PROMPT
Reproduce the data in full, exactly as it appears.

Excerpts from an interface dataset

=======

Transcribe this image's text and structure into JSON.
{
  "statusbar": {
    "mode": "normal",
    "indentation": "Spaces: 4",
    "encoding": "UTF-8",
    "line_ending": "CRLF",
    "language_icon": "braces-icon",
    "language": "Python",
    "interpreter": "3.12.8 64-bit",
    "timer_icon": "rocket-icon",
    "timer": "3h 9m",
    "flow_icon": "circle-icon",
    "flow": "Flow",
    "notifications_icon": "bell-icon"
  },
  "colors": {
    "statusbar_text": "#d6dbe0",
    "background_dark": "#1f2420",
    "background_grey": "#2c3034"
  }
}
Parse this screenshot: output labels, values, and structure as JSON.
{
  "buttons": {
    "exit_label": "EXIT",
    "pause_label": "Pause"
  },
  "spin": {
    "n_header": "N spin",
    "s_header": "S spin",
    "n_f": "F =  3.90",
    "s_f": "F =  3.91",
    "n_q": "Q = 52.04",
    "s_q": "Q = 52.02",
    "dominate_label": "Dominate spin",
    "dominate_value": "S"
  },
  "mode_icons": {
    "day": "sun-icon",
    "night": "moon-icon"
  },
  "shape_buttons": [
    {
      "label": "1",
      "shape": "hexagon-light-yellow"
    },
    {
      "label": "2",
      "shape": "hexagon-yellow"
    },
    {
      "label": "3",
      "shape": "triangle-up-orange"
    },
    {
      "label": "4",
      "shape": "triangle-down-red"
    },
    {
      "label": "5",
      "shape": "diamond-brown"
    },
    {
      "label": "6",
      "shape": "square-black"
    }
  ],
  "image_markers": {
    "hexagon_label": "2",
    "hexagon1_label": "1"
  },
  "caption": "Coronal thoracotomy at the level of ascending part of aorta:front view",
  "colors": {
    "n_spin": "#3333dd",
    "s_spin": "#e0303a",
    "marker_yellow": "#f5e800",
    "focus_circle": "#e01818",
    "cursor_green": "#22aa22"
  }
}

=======

SOLUTION TO THIS PROBLEM
Transcribe this image's text and structure into JSON.
{
  "statusbar": {
    "mode": "normal",
    "indentation": "Spaces: 4",
    "encoding": "UTF-8",
    "line_ending": "CRLF",
    "language_icon": "braces-icon",
    "language": "Python",
    "interpreter": "3.12.8 64-bit",
    "timer_icon": "rocket-icon",
    "timer": "3h 9m",
    "flow_icon": "circle-icon",
    "flow": "Flow",
    "notifications_icon": "bell-icon"
  },
  "colors": {
    "statusbar_text": "#d6dbe0",
    "background_dark": "#1f2420",
    "background_grey": "#2c3034"
  }
}
Parse this screenshot: output labels, values, and structure as JSON.
{
  "buttons": {
    "exit_label": "EXIT",
    "pause_label": "Pause"
  },
  "spin": {
    "n_header": "N spin",
    "s_header": "S spin",
    "n_f": "F =  3.90",
    "s_f": "F =  3.91",
    "n_q": "Q = 52.04",
    "s_q": "Q = 52.02",
    "dominate_label": "Dominate spin",
    "dominate_value": "S"
  },
  "mode_icons": {
    "day": "sun-icon",
    "night": "moon-icon"
  },
  "shape_buttons": [
    {
      "label": "1",
      "shape": "hexagon-light-yellow"
    },
    {
      "label": "2",
      "shape": "hexagon-yellow"
    },
    {
      "label": "3",
      "shape": "triangle-up-orange"
    },
    {
      "label": "4",
      "shape": "triangle-down-red"
    },
    {
      "label": "5",
      "shape": "diamond-brown"
    },
    {
      "label": "6",
      "shape": "square-black"
    }
  ],
  "image_markers": {
    "hexagon_label": "2",
    "hexagon1_label": "1"
  },
  "caption": "Coronal thoracotomy at the level of ascending part of aorta:front view",
  "colors": {
    "n_spin": "#3333dd",
    "s_spin": "#e0303a",
    "marker_yellow": "#f5e800",
    "focus_circle": "#e01818",
    "cursor_green": "#22aa22"
  }
}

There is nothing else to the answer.